◆ **EXERCISE**:
If an entry holds a picture, leave that picture out and reproduce everything else exactly.
___ RECORDS ___
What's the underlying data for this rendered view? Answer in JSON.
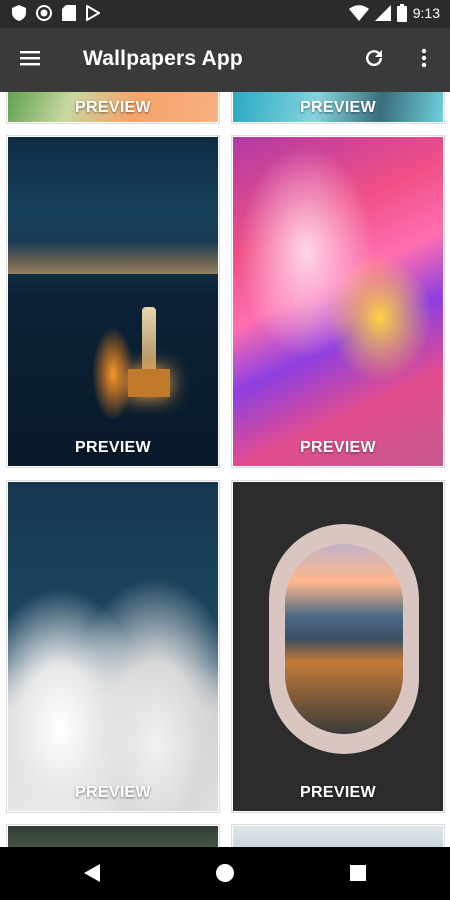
{
  "status_bar": {
    "time": "9:13",
    "icons": [
      "shield-icon",
      "record-icon",
      "sd-card-icon",
      "play-store-icon",
      "wifi-icon",
      "signal-icon",
      "battery-icon"
    ]
  },
  "app_bar": {
    "title": "Wallpapers App",
    "actions": [
      "menu-icon",
      "refresh-icon",
      "more-vert-icon"
    ]
  },
  "grid": {
    "preview_label": "PREVIEW",
    "items": [
      {
        "id": "top-left",
        "label": "PREVIEW",
        "colors": [
          "#5fa04d",
          "#f5a36a"
        ]
      },
      {
        "id": "top-right",
        "label": "PREVIEW",
        "colors": [
          "#2aa9c2",
          "#84d4dc"
        ]
      },
      {
        "id": "statue-of-liberty",
        "label": "PREVIEW",
        "colors": [
          "#0f2c44",
          "#ffae4a"
        ]
      },
      {
        "id": "fluid-art",
        "label": "PREVIEW",
        "colors": [
          "#ef4f86",
          "#ffd23f"
        ]
      },
      {
        "id": "clouds",
        "label": "PREVIEW",
        "colors": [
          "#15374f",
          "#ffffff"
        ]
      },
      {
        "id": "airplane-window",
        "label": "PREVIEW",
        "colors": [
          "#2c2c2c",
          "#ffb78c"
        ]
      },
      {
        "id": "bottom-left",
        "label": "",
        "colors": [
          "#2e3e34",
          "#6b7a56"
        ]
      },
      {
        "id": "bottom-right",
        "label": "",
        "colors": [
          "#dfe7ea",
          "#9fb7c1"
        ]
      }
    ]
  },
  "nav_bar": {
    "buttons": [
      "back-icon",
      "home-icon",
      "recents-icon"
    ]
  }
}
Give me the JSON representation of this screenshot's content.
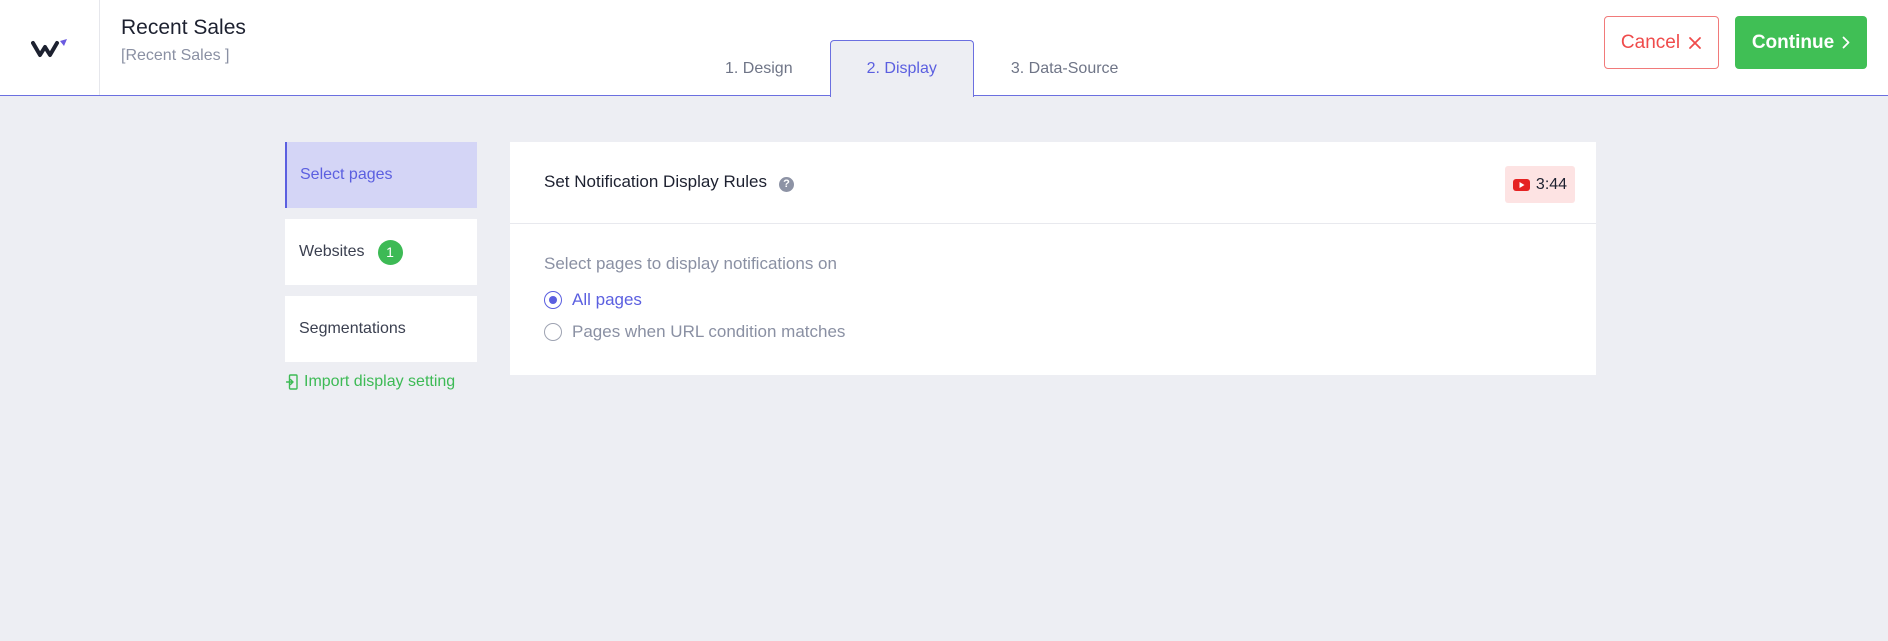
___
◆ **ANSWER TO THIS EXERCISE**:
What's the underlying data for this rendered view? Answer in JSON.
{
  "status_bar": {
    "time": "9:13",
    "icons": [
      "shield-icon",
      "record-icon",
      "sd-card-icon",
      "play-store-icon",
      "wifi-icon",
      "signal-icon",
      "battery-icon"
    ]
  },
  "app_bar": {
    "title": "Wallpapers App",
    "actions": [
      "menu-icon",
      "refresh-icon",
      "more-vert-icon"
    ]
  },
  "grid": {
    "preview_label": "PREVIEW",
    "items": [
      {
        "id": "top-left",
        "label": "PREVIEW",
        "colors": [
          "#5fa04d",
          "#f5a36a"
        ]
      },
      {
        "id": "top-right",
        "label": "PREVIEW",
        "colors": [
          "#2aa9c2",
          "#84d4dc"
        ]
      },
      {
        "id": "statue-of-liberty",
        "label": "PREVIEW",
        "colors": [
          "#0f2c44",
          "#ffae4a"
        ]
      },
      {
        "id": "fluid-art",
        "label": "PREVIEW",
        "colors": [
          "#ef4f86",
          "#ffd23f"
        ]
      },
      {
        "id": "clouds",
        "label": "PREVIEW",
        "colors": [
          "#15374f",
          "#ffffff"
        ]
      },
      {
        "id": "airplane-window",
        "label": "PREVIEW",
        "colors": [
          "#2c2c2c",
          "#ffb78c"
        ]
      },
      {
        "id": "bottom-left",
        "label": "",
        "colors": [
          "#2e3e34",
          "#6b7a56"
        ]
      },
      {
        "id": "bottom-right",
        "label": "",
        "colors": [
          "#dfe7ea",
          "#9fb7c1"
        ]
      }
    ]
  },
  "nav_bar": {
    "buttons": [
      "back-icon",
      "home-icon",
      "recents-icon"
    ]
  }
}
Give me the JSON representation of this screenshot's content.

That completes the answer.